#### [Data shown]

=== Begin Enclosure ===

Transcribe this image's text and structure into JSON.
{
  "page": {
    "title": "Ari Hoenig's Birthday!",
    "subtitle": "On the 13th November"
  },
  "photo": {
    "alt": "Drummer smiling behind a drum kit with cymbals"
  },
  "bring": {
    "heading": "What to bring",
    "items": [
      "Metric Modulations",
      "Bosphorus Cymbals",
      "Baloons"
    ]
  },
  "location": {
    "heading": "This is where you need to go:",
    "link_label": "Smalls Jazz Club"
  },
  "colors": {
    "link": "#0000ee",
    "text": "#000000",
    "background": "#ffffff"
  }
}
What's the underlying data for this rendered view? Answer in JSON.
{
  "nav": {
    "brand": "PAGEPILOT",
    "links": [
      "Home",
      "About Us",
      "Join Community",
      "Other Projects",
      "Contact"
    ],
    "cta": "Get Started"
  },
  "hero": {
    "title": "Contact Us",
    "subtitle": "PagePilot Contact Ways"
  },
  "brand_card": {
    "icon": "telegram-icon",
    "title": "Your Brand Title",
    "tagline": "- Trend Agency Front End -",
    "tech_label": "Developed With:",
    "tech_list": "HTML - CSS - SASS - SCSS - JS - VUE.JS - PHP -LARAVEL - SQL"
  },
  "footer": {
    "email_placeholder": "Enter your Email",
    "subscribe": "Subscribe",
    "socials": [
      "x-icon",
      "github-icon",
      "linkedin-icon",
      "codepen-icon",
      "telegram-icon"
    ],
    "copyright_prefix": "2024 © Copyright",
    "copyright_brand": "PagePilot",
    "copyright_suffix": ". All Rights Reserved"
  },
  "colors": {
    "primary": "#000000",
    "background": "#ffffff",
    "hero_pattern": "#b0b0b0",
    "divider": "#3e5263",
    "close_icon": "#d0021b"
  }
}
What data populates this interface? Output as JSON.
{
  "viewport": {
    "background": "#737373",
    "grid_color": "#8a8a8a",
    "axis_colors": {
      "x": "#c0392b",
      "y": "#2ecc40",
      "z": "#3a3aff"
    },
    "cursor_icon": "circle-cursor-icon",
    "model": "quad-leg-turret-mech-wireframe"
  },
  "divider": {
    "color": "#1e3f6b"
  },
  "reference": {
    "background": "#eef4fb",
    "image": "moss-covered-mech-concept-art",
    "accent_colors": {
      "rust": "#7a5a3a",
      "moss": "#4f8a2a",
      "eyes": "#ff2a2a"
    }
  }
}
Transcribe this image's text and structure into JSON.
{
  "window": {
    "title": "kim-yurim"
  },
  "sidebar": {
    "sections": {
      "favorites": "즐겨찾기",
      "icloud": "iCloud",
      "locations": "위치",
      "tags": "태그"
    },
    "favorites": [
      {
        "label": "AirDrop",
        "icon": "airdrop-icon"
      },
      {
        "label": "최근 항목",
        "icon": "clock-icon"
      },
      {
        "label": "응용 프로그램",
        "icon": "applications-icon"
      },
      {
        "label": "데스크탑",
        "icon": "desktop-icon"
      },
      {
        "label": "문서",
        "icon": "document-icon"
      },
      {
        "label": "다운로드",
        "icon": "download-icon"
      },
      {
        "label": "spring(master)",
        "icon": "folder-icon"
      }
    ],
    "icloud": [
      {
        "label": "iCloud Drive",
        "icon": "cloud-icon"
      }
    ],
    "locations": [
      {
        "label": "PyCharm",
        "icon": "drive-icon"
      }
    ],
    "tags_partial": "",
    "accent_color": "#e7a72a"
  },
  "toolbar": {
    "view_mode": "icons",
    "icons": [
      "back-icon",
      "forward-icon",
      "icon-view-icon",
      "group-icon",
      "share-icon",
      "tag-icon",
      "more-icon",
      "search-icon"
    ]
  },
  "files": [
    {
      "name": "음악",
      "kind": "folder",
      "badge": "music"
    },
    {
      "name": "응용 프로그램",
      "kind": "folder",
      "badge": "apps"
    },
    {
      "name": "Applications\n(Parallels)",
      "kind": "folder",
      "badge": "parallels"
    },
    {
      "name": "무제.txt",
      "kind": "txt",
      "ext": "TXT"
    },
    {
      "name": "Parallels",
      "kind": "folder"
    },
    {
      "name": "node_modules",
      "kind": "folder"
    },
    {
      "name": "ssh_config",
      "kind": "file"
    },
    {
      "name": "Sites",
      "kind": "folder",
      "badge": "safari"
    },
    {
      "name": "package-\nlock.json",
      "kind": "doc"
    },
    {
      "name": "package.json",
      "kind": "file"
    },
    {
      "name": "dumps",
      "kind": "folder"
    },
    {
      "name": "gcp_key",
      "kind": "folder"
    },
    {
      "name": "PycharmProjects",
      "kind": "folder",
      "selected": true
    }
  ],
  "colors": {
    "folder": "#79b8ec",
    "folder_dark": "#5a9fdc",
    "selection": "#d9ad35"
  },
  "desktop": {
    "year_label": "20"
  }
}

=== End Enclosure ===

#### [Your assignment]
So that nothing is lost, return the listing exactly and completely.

#### [Exercise solution]
Transcribe this image's text and structure into JSON.
{
  "page": {
    "title": "Ari Hoenig's Birthday!",
    "subtitle": "On the 13th November"
  },
  "photo": {
    "alt": "Drummer smiling behind a drum kit with cymbals"
  },
  "bring": {
    "heading": "What to bring",
    "items": [
      "Metric Modulations",
      "Bosphorus Cymbals",
      "Baloons"
    ]
  },
  "location": {
    "heading": "This is where you need to go:",
    "link_label": "Smalls Jazz Club"
  },
  "colors": {
    "link": "#0000ee",
    "text": "#000000",
    "background": "#ffffff"
  }
}
What's the underlying data for this rendered view? Answer in JSON.
{
  "nav": {
    "brand": "PAGEPILOT",
    "links": [
      "Home",
      "About Us",
      "Join Community",
      "Other Projects",
      "Contact"
    ],
    "cta": "Get Started"
  },
  "hero": {
    "title": "Contact Us",
    "subtitle": "PagePilot Contact Ways"
  },
  "brand_card": {
    "icon": "telegram-icon",
    "title": "Your Brand Title",
    "tagline": "- Trend Agency Front End -",
    "tech_label": "Developed With:",
    "tech_list": "HTML - CSS - SASS - SCSS - JS - VUE.JS - PHP -LARAVEL - SQL"
  },
  "footer": {
    "email_placeholder": "Enter your Email",
    "subscribe": "Subscribe",
    "socials": [
      "x-icon",
      "github-icon",
      "linkedin-icon",
      "codepen-icon",
      "telegram-icon"
    ],
    "copyright_prefix": "2024 © Copyright",
    "copyright_brand": "PagePilot",
    "copyright_suffix": ". All Rights Reserved"
  },
  "colors": {
    "primary": "#000000",
    "background": "#ffffff",
    "hero_pattern": "#b0b0b0",
    "divider": "#3e5263",
    "close_icon": "#d0021b"
  }
}
What data populates this interface? Output as JSON.
{
  "viewport": {
    "background": "#737373",
    "grid_color": "#8a8a8a",
    "axis_colors": {
      "x": "#c0392b",
      "y": "#2ecc40",
      "z": "#3a3aff"
    },
    "cursor_icon": "circle-cursor-icon",
    "model": "quad-leg-turret-mech-wireframe"
  },
  "divider": {
    "color": "#1e3f6b"
  },
  "reference": {
    "background": "#eef4fb",
    "image": "moss-covered-mech-concept-art",
    "accent_colors": {
      "rust": "#7a5a3a",
      "moss": "#4f8a2a",
      "eyes": "#ff2a2a"
    }
  }
}
Transcribe this image's text and structure into JSON.
{
  "window": {
    "title": "kim-yurim"
  },
  "sidebar": {
    "sections": {
      "favorites": "즐겨찾기",
      "icloud": "iCloud",
      "locations": "위치",
      "tags": "태그"
    },
    "favorites": [
      {
        "label": "AirDrop",
        "icon": "airdrop-icon"
      },
      {
        "label": "최근 항목",
        "icon": "clock-icon"
      },
      {
        "label": "응용 프로그램",
        "icon": "applications-icon"
      },
      {
        "label": "데스크탑",
        "icon": "desktop-icon"
      },
      {
        "label": "문서",
        "icon": "document-icon"
      },
      {
        "label": "다운로드",
        "icon": "download-icon"
      },
      {
        "label": "spring(master)",
        "icon": "folder-icon"
      }
    ],
    "icloud": [
      {
        "label": "iCloud Drive",
        "icon": "cloud-icon"
      }
    ],
    "locations": [
      {
        "label": "PyCharm",
        "icon": "drive-icon"
      }
    ],
    "tags_partial": "",
    "accent_color": "#e7a72a"
  },
  "toolbar": {
    "view_mode": "icons",
    "icons": [
      "back-icon",
      "forward-icon",
      "icon-view-icon",
      "group-icon",
      "share-icon",
      "tag-icon",
      "more-icon",
      "search-icon"
    ]
  },
  "files": [
    {
      "name": "음악",
      "kind": "folder",
      "badge": "music"
    },
    {
      "name": "응용 프로그램",
      "kind": "folder",
      "badge": "apps"
    },
    {
      "name": "Applications\n(Parallels)",
      "kind": "folder",
      "badge": "parallels"
    },
    {
      "name": "무제.txt",
      "kind": "txt",
      "ext": "TXT"
    },
    {
      "name": "Parallels",
      "kind": "folder"
    },
    {
      "name": "node_modules",
      "kind": "folder"
    },
    {
      "name": "ssh_config",
      "kind": "file"
    },
    {
      "name": "Sites",
      "kind": "folder",
      "badge": "safari"
    },
    {
      "name": "package-\nlock.json",
      "kind": "doc"
    },
    {
      "name": "package.json",
      "kind": "file"
    },
    {
      "name": "dumps",
      "kind": "folder"
    },
    {
      "name": "gcp_key",
      "kind": "folder"
    },
    {
      "name": "PycharmProjects",
      "kind": "folder",
      "selected": true
    }
  ],
  "colors": {
    "folder": "#79b8ec",
    "folder_dark": "#5a9fdc",
    "selection": "#d9ad35"
  },
  "desktop": {
    "year_label": "20"
  }
}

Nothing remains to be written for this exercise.